***** Data under study

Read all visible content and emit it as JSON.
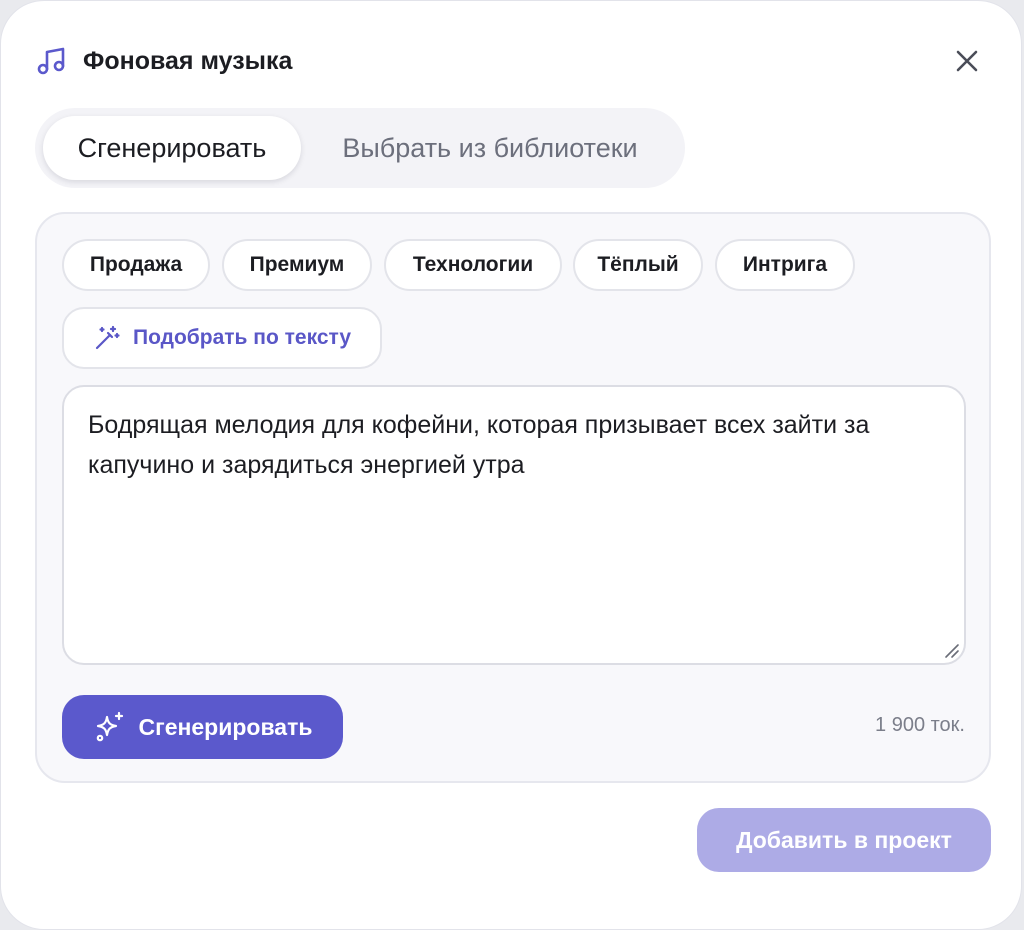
{
  "dialog": {
    "title": "Фоновая музыка",
    "icon": "music-note-icon",
    "close_icon": "close-icon"
  },
  "tabs": [
    {
      "label": "Сгенерировать",
      "active": true
    },
    {
      "label": "Выбрать из библиотеки",
      "active": false
    }
  ],
  "chips": [
    {
      "label": "Продажа"
    },
    {
      "label": "Премиум"
    },
    {
      "label": "Технологии"
    },
    {
      "label": "Тёплый"
    },
    {
      "label": "Интрига"
    }
  ],
  "match_button": {
    "label": "Подобрать по тексту",
    "icon": "magic-wand-icon"
  },
  "prompt": {
    "value": "Бодрящая мелодия для кофейни, которая призывает всех зайти за капучино и зарядиться энергией утра"
  },
  "generate_button": {
    "label": "Сгенерировать",
    "icon": "sparkles-icon"
  },
  "cost": "1 900 ток.",
  "add_button": {
    "label": "Добавить в проект",
    "disabled": true
  },
  "colors": {
    "accent": "#5b59cc",
    "accent_disabled": "#adabe6",
    "accent_text": "#5a57c7",
    "panel_bg": "#f8f8fb",
    "text": "#1c1d22",
    "muted": "#7b7e8a"
  }
}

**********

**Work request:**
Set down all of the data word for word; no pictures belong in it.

**Solution for this exercise:**
Read all visible content and emit it as JSON.
{
  "dialog": {
    "title": "Фоновая музыка",
    "icon": "music-note-icon",
    "close_icon": "close-icon"
  },
  "tabs": [
    {
      "label": "Сгенерировать",
      "active": true
    },
    {
      "label": "Выбрать из библиотеки",
      "active": false
    }
  ],
  "chips": [
    {
      "label": "Продажа"
    },
    {
      "label": "Премиум"
    },
    {
      "label": "Технологии"
    },
    {
      "label": "Тёплый"
    },
    {
      "label": "Интрига"
    }
  ],
  "match_button": {
    "label": "Подобрать по тексту",
    "icon": "magic-wand-icon"
  },
  "prompt": {
    "value": "Бодрящая мелодия для кофейни, которая призывает всех зайти за капучино и зарядиться энергией утра"
  },
  "generate_button": {
    "label": "Сгенерировать",
    "icon": "sparkles-icon"
  },
  "cost": "1 900 ток.",
  "add_button": {
    "label": "Добавить в проект",
    "disabled": true
  },
  "colors": {
    "accent": "#5b59cc",
    "accent_disabled": "#adabe6",
    "accent_text": "#5a57c7",
    "panel_bg": "#f8f8fb",
    "text": "#1c1d22",
    "muted": "#7b7e8a"
  }
}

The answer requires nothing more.